“There are instances where [existing] buildings can’t handle the weight, and it takes some engineering to figure that out,” he said. “So, we spend time and money developing and contracting for a project only to find out the building is incompatible after undertaking engineering work to evaluate the building’s weight load capacity.”
Others were skeptical that the bill would do much except put new requirements on developers and warehouse owners.
Ray Cantor, a lobbyist for the New Jersey Business and Industry Association, one of the state’s largest trade groups, said his organization considered the bill “an unnecessary mandate on the construction industry,” which could add to the cost of building a warehouse.
“Most warehouses that are built on spec would meet the requirements of this bill,” he said. “There are other warehouses built at the specific direction of a company, and they may have no need or desire to spend extra money for it to be solar ready.” The property may also be in a location where it “does not make sense to build solar.”
Jim Coyle, president of the Gateway Regional Chamber of Commerce — whose affiliates include the Gateway Solar Alliance, which promotes the use of solar — said that putting solar projects on their roofs is not a high priority for warehouse developers and owners at present, in part because they are so busy meeting the demand for their regular services: designing, building and operating warehouses.
One reason is that New Jersey requires that rooftop solar projects generate electricity only for use in the building; it does not allow them to sell excess power to the grid, he said. That reduces the potential to make money from a solar project, and many warehouses, unless they are refrigerated, don’t use a lot of energy because they are built for efficiency, he said.
The exception to the selling prohibition is if the project participates in the state’s Community Solar Energy Pilot Program. But that tactic requires extensive administration to apply to the program, which is competitive and oversubscribed, so the outcome for applicants is unsure. New Jersey is expected in the coming weeks to announce the second set of project approvals, after approving the first 45 community solar projects in 2020, with the first one coming online in January of this year. (See Billing Key to NJ Community Solar Growth.)
“In my talks with developers/owners of warehouses, as opposed to tenants, the feeling is, ‘If it doesn’t make me a whole lot of money, why would I do it?’” Coyle said. In addition, the roof of a warehouse is to many owners and developers the most precious part of the building, and they are reluctant to potentially jeopardize it by putting solar panels on it, he said.
Assemblyman Gerard Scharfenberger, a Republican who voted against the bill, said at a hearing on the legislation held in February by the Assembly Environment and Solid Waste Committee that he feared it would drive up the cost of warehouse construction and make buildings less competitive than those in neighboring states.
“I have concerns about pricing, about pushing projects, maybe, to surrounding states,” he said.
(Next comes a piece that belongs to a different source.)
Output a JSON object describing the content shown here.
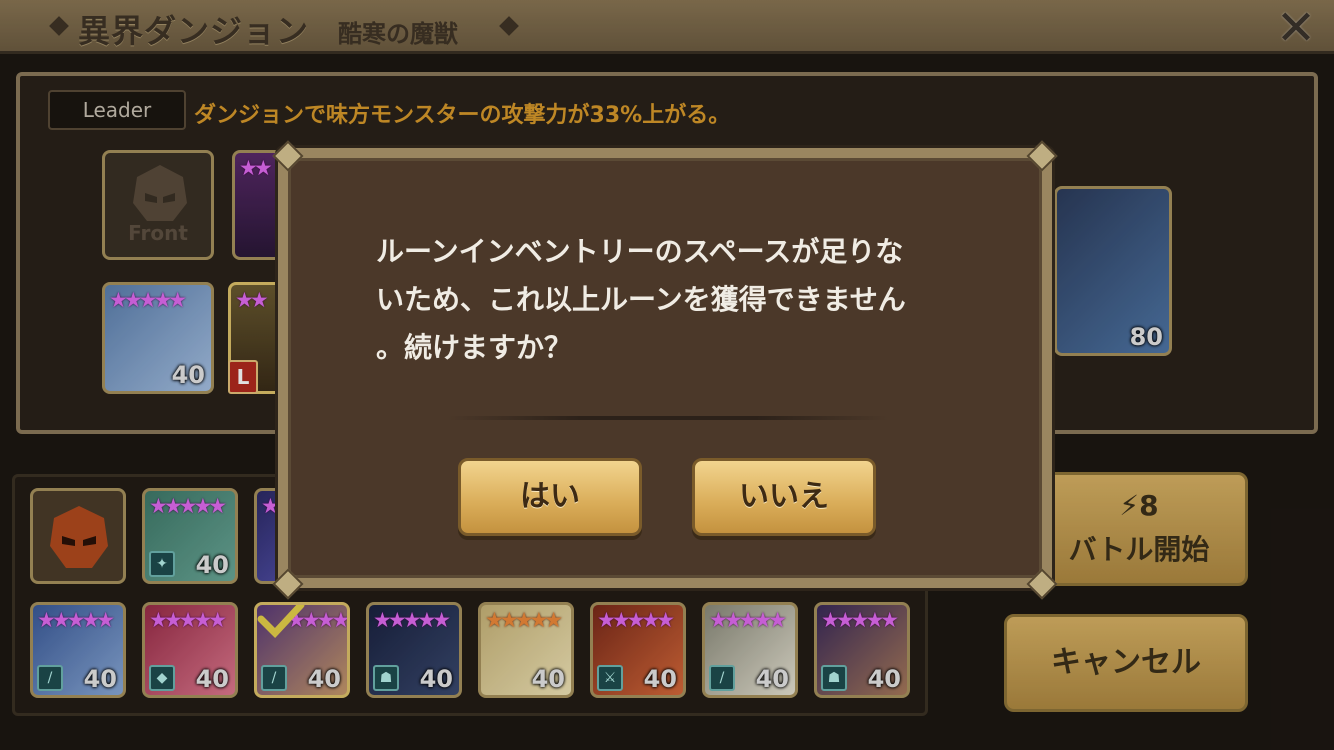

He also noted “the fact that it would add cost to an already expensive project.”
But Jeff Tittel, who was at the time director of the New Jersey Sierra Club, told the committee that New Jersey is so far away from its 32-GW goal that it will have to consider all options on where to put solar panels. Tittel noted that even as conservationists complain about putting solar panels on farmland, more and more farmland is being developed into warehouses.
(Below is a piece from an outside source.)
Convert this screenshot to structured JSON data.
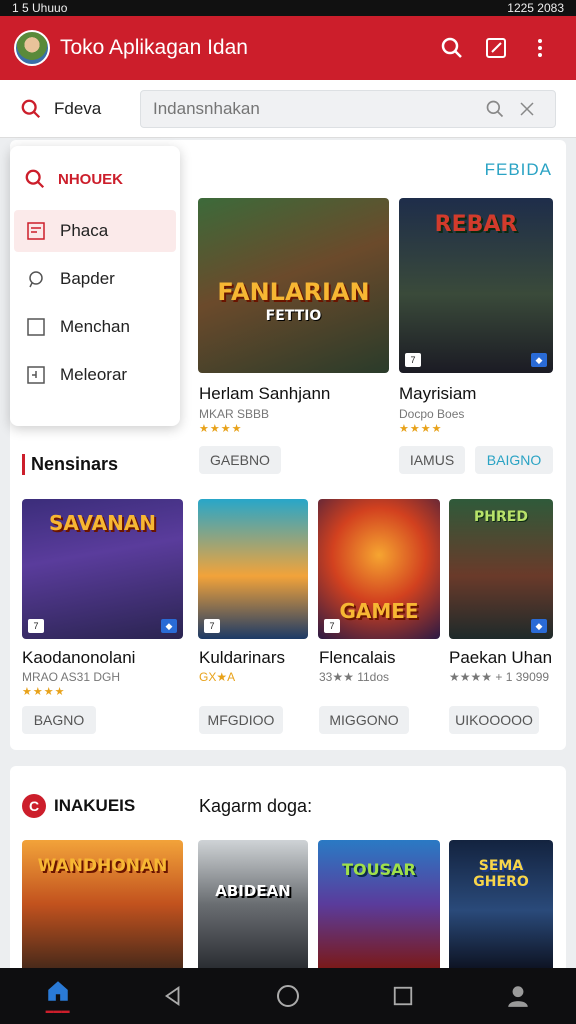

“We’ve been kind of short sighted in how we’re doing our warehouses,” he said. “And so we think this legislation will not only help preserve farmland but will also help make some of these warehouse projects actually be greener” because they will have solar panels on the roof, he said.“There’s a real opportunity here to move New Jersey forward with clean energy and clean energy jobs,” he said.